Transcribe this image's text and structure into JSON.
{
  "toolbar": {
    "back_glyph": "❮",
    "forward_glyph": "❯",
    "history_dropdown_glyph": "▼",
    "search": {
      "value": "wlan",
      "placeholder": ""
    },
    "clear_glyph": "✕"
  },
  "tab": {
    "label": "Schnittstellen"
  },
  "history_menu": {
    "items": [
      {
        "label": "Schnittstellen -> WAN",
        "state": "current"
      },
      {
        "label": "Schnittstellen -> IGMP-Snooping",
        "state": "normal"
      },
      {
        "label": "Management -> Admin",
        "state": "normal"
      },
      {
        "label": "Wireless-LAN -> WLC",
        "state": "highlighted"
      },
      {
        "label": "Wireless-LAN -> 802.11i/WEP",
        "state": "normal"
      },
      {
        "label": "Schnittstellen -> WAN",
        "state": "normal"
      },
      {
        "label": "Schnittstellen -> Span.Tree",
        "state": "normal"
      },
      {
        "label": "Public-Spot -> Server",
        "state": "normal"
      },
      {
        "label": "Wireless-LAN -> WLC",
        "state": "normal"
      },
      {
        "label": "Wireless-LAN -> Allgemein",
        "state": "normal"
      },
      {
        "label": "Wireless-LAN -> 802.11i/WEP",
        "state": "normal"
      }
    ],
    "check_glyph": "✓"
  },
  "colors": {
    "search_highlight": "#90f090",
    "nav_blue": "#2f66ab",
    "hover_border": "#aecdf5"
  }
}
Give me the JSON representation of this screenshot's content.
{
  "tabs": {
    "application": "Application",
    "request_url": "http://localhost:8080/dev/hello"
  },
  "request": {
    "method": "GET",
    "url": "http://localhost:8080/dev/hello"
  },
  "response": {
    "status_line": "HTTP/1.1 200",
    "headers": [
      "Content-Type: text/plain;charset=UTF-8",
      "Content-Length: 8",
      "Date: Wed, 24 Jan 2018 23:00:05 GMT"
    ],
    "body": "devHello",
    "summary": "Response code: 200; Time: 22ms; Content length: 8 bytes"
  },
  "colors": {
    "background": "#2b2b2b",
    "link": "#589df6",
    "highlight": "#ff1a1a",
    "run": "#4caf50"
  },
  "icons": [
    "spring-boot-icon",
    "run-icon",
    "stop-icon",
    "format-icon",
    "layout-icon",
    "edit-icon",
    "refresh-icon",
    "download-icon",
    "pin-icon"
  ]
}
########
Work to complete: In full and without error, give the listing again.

Exercise response:
Transcribe this image's text and structure into JSON.
{
  "toolbar": {
    "back_glyph": "❮",
    "forward_glyph": "❯",
    "history_dropdown_glyph": "▼",
    "search": {
      "value": "wlan",
      "placeholder": ""
    },
    "clear_glyph": "✕"
  },
  "tab": {
    "label": "Schnittstellen"
  },
  "history_menu": {
    "items": [
      {
        "label": "Schnittstellen -> WAN",
        "state": "current"
      },
      {
        "label": "Schnittstellen -> IGMP-Snooping",
        "state": "normal"
      },
      {
        "label": "Management -> Admin",
        "state": "normal"
      },
      {
        "label": "Wireless-LAN -> WLC",
        "state": "highlighted"
      },
      {
        "label": "Wireless-LAN -> 802.11i/WEP",
        "state": "normal"
      },
      {
        "label": "Schnittstellen -> WAN",
        "state": "normal"
      },
      {
        "label": "Schnittstellen -> Span.Tree",
        "state": "normal"
      },
      {
        "label": "Public-Spot -> Server",
        "state": "normal"
      },
      {
        "label": "Wireless-LAN -> WLC",
        "state": "normal"
      },
      {
        "label": "Wireless-LAN -> Allgemein",
        "state": "normal"
      },
      {
        "label": "Wireless-LAN -> 802.11i/WEP",
        "state": "normal"
      }
    ],
    "check_glyph": "✓"
  },
  "colors": {
    "search_highlight": "#90f090",
    "nav_blue": "#2f66ab",
    "hover_border": "#aecdf5"
  }
}
Give me the JSON representation of this screenshot's content.
{
  "tabs": {
    "application": "Application",
    "request_url": "http://localhost:8080/dev/hello"
  },
  "request": {
    "method": "GET",
    "url": "http://localhost:8080/dev/hello"
  },
  "response": {
    "status_line": "HTTP/1.1 200",
    "headers": [
      "Content-Type: text/plain;charset=UTF-8",
      "Content-Length: 8",
      "Date: Wed, 24 Jan 2018 23:00:05 GMT"
    ],
    "body": "devHello",
    "summary": "Response code: 200; Time: 22ms; Content length: 8 bytes"
  },
  "colors": {
    "background": "#2b2b2b",
    "link": "#589df6",
    "highlight": "#ff1a1a",
    "run": "#4caf50"
  },
  "icons": [
    "spring-boot-icon",
    "run-icon",
    "stop-icon",
    "format-icon",
    "layout-icon",
    "edit-icon",
    "refresh-icon",
    "download-icon",
    "pin-icon"
  ]
}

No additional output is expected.